** Opening RAW DATA block **

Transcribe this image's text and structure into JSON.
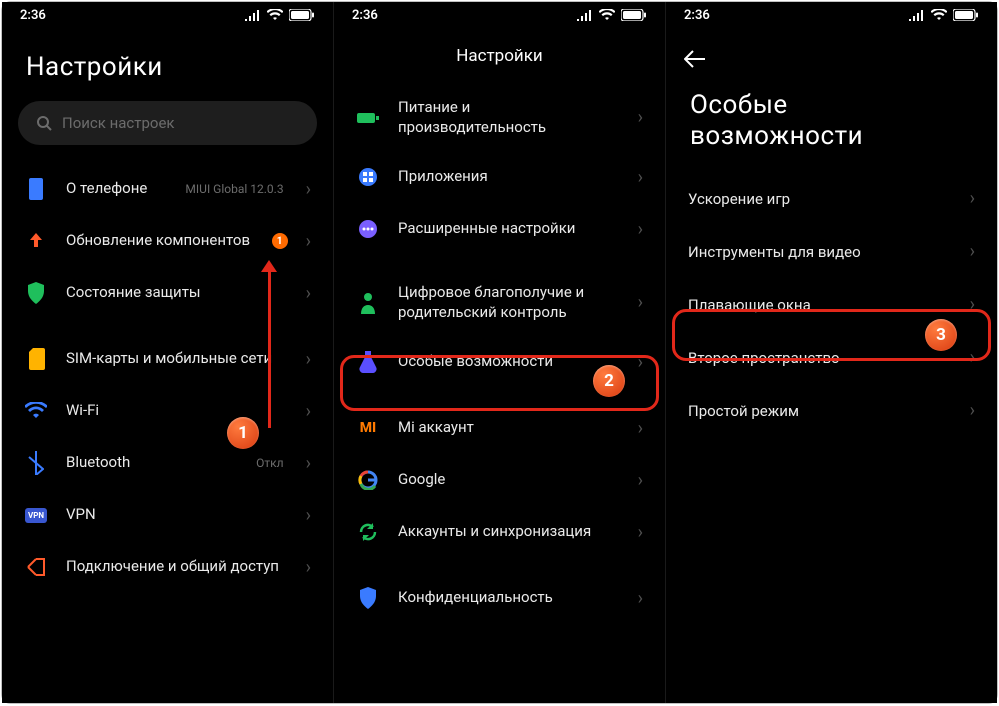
{
  "time": "2:36",
  "panel1": {
    "title": "Настройки",
    "search_ph": "Поиск настроек",
    "about": "О телефоне",
    "about_sub": "MIUI Global 12.0.3",
    "updates": "Обновление компонентов",
    "updates_badge": "1",
    "security": "Состояние защиты",
    "sim": "SIM-карты и мобильные сети",
    "wifi": "Wi-Fi",
    "bt": "Bluetooth",
    "bt_sub": "Откл",
    "vpn": "VPN",
    "share": "Подключение и общий доступ"
  },
  "panel2": {
    "title": "Настройки",
    "power": "Питание и производительность",
    "apps": "Приложения",
    "adv": "Расширенные настройки",
    "wellbeing": "Цифровое благополучие и родительский контроль",
    "special": "Особые возможности",
    "miacct": "Mi аккаунт",
    "google": "Google",
    "sync": "Аккаунты и синхронизация",
    "privacy": "Конфиденциальность"
  },
  "panel3": {
    "title1": "Особые",
    "title2": "возможности",
    "game": "Ускорение игр",
    "video": "Инструменты для видео",
    "float": "Плавающие окна",
    "second": "Второе пространство",
    "simple": "Простой режим"
  },
  "steps": {
    "s1": "1",
    "s2": "2",
    "s3": "3"
  }
}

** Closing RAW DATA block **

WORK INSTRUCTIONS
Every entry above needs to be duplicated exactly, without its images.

YOUR SOLUTION
Transcribe this image's text and structure into JSON.
{
  "time": "2:36",
  "panel1": {
    "title": "Настройки",
    "search_ph": "Поиск настроек",
    "about": "О телефоне",
    "about_sub": "MIUI Global 12.0.3",
    "updates": "Обновление компонентов",
    "updates_badge": "1",
    "security": "Состояние защиты",
    "sim": "SIM-карты и мобильные сети",
    "wifi": "Wi-Fi",
    "bt": "Bluetooth",
    "bt_sub": "Откл",
    "vpn": "VPN",
    "share": "Подключение и общий доступ"
  },
  "panel2": {
    "title": "Настройки",
    "power": "Питание и производительность",
    "apps": "Приложения",
    "adv": "Расширенные настройки",
    "wellbeing": "Цифровое благополучие и родительский контроль",
    "special": "Особые возможности",
    "miacct": "Mi аккаунт",
    "google": "Google",
    "sync": "Аккаунты и синхронизация",
    "privacy": "Конфиденциальность"
  },
  "panel3": {
    "title1": "Особые",
    "title2": "возможности",
    "game": "Ускорение игр",
    "video": "Инструменты для видео",
    "float": "Плавающие окна",
    "second": "Второе пространство",
    "simple": "Простой режим"
  },
  "steps": {
    "s1": "1",
    "s2": "2",
    "s3": "3"
  }
}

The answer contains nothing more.